The beer industry is a changeable one.
At different points, pine, bitterness, citrus, grapefruit pith, and caramel were all hallmarks of a fantastic, trendy IPA. Something like Surly Furious. But recently, it is safe to say the haze craze has solidified into a bona fide foundation to build a brewery on.
Sour beers, especially fruited ones, have anchored many a brewery. The amalgamation of hoppy, hazy, fruity, and sour beers has resulted in sour IPAs, and even milkshake IPAs.
The dry brut IPA seems to be holding on to its popularity for now, but will no doubt go the way of the black IPA. But what’s next?
Back to basics
Co-founder of Little Thistle and all-around beer maestro Dawn Finnie sees a shift to simpler times coming in 2019.
“I see the pilsner, lager, clean, crisp, beers continuing,” she said. “Low-alcohol, full-flavor, crushable beers. And best of all, I see saisons – sour, bottle-conditioned, fruited, farmhouse, Belgian, French, whatever. There are so many different ways to be creative with them.”

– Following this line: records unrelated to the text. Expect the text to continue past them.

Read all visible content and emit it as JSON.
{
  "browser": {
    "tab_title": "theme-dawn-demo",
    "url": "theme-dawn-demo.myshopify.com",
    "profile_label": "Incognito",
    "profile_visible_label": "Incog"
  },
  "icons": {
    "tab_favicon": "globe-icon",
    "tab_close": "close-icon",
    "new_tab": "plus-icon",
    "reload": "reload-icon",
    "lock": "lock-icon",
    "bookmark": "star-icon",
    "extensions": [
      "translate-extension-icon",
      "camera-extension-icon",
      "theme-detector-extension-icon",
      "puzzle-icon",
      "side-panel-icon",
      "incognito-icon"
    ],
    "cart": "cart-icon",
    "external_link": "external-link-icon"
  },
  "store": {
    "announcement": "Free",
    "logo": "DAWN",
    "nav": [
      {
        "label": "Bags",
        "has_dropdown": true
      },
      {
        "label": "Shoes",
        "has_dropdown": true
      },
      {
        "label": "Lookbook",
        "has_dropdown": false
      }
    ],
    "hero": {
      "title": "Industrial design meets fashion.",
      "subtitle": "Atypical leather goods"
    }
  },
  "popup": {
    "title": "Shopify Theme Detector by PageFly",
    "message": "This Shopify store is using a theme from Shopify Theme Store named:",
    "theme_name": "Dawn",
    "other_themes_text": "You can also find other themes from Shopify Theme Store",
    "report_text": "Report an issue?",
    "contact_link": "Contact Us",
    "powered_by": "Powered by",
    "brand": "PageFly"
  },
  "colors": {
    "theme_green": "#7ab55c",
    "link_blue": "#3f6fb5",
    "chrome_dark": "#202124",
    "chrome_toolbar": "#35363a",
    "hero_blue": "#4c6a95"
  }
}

I agree. Forager Brewing Co. has been crafting saisons akin to Jester King Brewery’s in Texas. Forager’s are lower ABV, and mostly aged in white wine or red wine barrels. They’ll release a fruited series soon. The style offers something to please the sour fans, but also wine lovers.
And lagers continue to relieve those with palate fatigue, thanks to pastry stouts and hoppy beers that pack a wallop. Minnesota is lucky to have Fair State and Summit on top of the lager game (and New Glarus across state lines), but it seems more and more breweries are exploring the simple drinkability of a no-fuss beer.
A look around
Chicago now has more breweries than any other metro area. Maybe because of that, it has the best IPAs in the Midwest – the fruity, hazy, pillowy mouthfeel variety. It is worth keeping an eye on the market and just diving into what is already there.
The slightly nascent Milwaukee market has Eagle Park Brewing Co., which is probably the best hazy IPA crafter outside of Chicagoland. These places are really going to mature this year and are worth noting.
On a more dire note, we will likely see some closures – maybe more than ever. More and more places are closing down, or halting expansion projects, like Deschutes Brewery’s east coast plans that have been delayed. There won’t be a major shakeout, but as palates get better, bad beer will begin to be left at the curb. Plus, regional breweries are finding it harder to sell beer when more local places are popping up.
Keeping it local
Rochester will grow even more as a beer destination with Thesis Beer Project and continue to mature. I expect to see more barrel-aged releases, and maybe more gimmicky beer to arrive.
Craft beer should continue to thrive. And who knows, maybe we will see the arrival of an entirely new style or concoction.